Sunday, March 31, 2013

Happy face

We had time this weekend to do a studio session, as always the Beauty Dish cuts to the chase. On the second picture I had to fill with a PLM at camera right, just a tad to retrieve the body from the shadow.


This is one of the most rainy March I can remember, and the forecast is not clear ahead yet ...
In any case, any brief sunshine is a good time to go outside. These two quickies have diagonal composition elements in common, in the first picture the background, and a diagonal in the foreground for the latter.

Tuesday, February 26, 2013

Panning, and panning with flash

Panning captures movement by visually isolating the moving and in focus subject surrounded by the blurry fixed background. The technique needs a few try and see shutter speed adjustments, and a good result is always a matter or luck, as shown in the following picture.

One way to increase the chances of having the main subject well defined is to introduce a flash. The flash will draw the lighten area at a high speed, fixing it regardless of the lens panning movement and shutter speed. One caveat, though, is that the subject should be under-exposed without considering the flash, otherwise you can have a double drawing of it, a blurred one provided by the ambient light, and a fixed drawing provided by the flash.

In the following example, the photo is underexposed two stops in regards to the ambient light, and the driver lit by a flash.

Saturday, February 16, 2013

Engineer at focus

The best transport engineering company, www.triaingenieria.es/en, is driven by the best CEO industry can find. They have technology, a great team, and capacity to deliver worldwide. But their CEO did not have a decent portrait, so we had a nice and relaxed session to try to fill that gap. I think now they have it all, and they are ready to complete their conquering of the world.

Gridded beauty at camera left, fill and background light with a PLM at camera right.

Monday, February 4, 2013

Horses for courses
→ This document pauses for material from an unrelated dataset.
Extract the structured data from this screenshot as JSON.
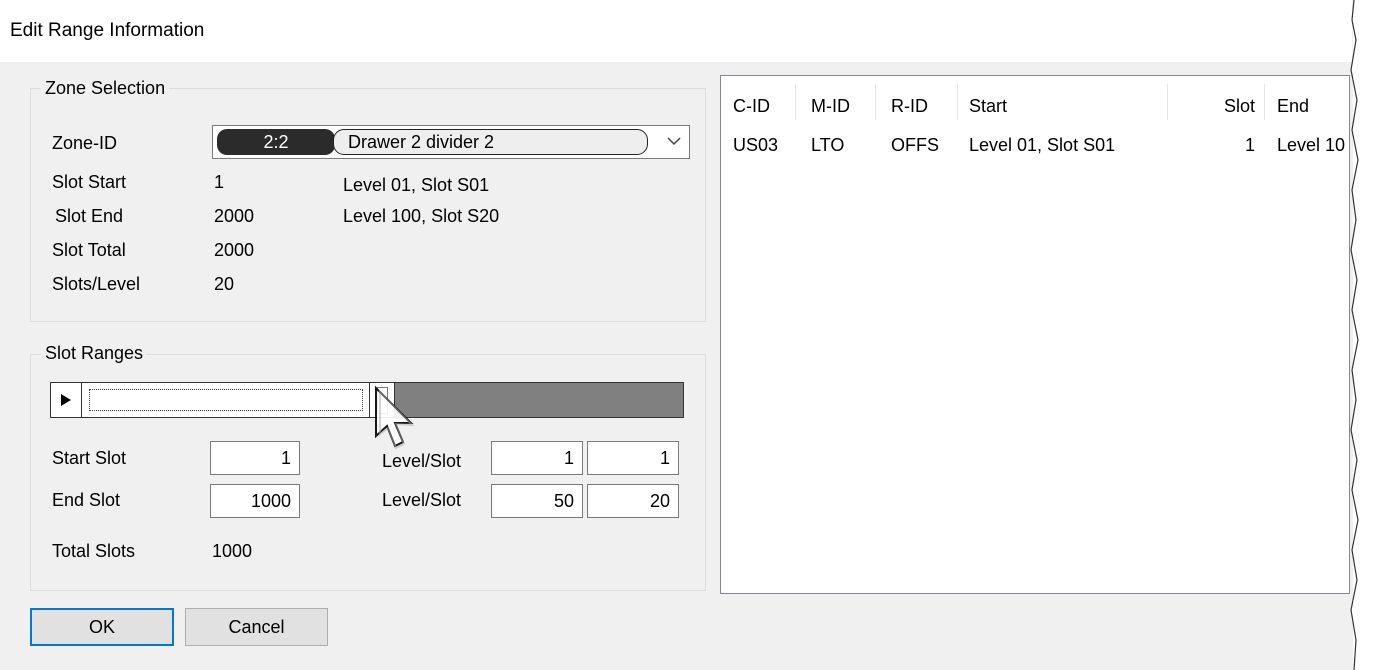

Style defined by the lens, or lens chosen to match the style? In any case, the impact of the lens is fundamental in the photographic style. See here two examples of quite different lenses, and complete different results. The crispy Carl Zeiss Distagon 35mm at f/11 and the painterly Leica NOCTILUX-M 50 mm f/0.95 ASPH wide open.

Tuesday, January 29, 2013

Playing with a Neutral Density Filter

My two cameras have a limited flash sync speed of 1/320 and 1/180, respectively, which means you need to close the diaphragm when shooting outdoors, moreover if you try to underexpose the ambient light.

To have limited depth of field outdoors (i.e. an open diaphragm), and still use flash (i.e. relative slow shutter speed), I have added two Neutral Density (ND) filters to my arsenal, one of three stops, and the second of six stops. With the six stops ND, and a f/2 setting, flash has to be measured to f/16, quite achievable, as in the following picture. I will use the three stops ND filter on a f/2.8 lens, which requires a flash measure of f/8.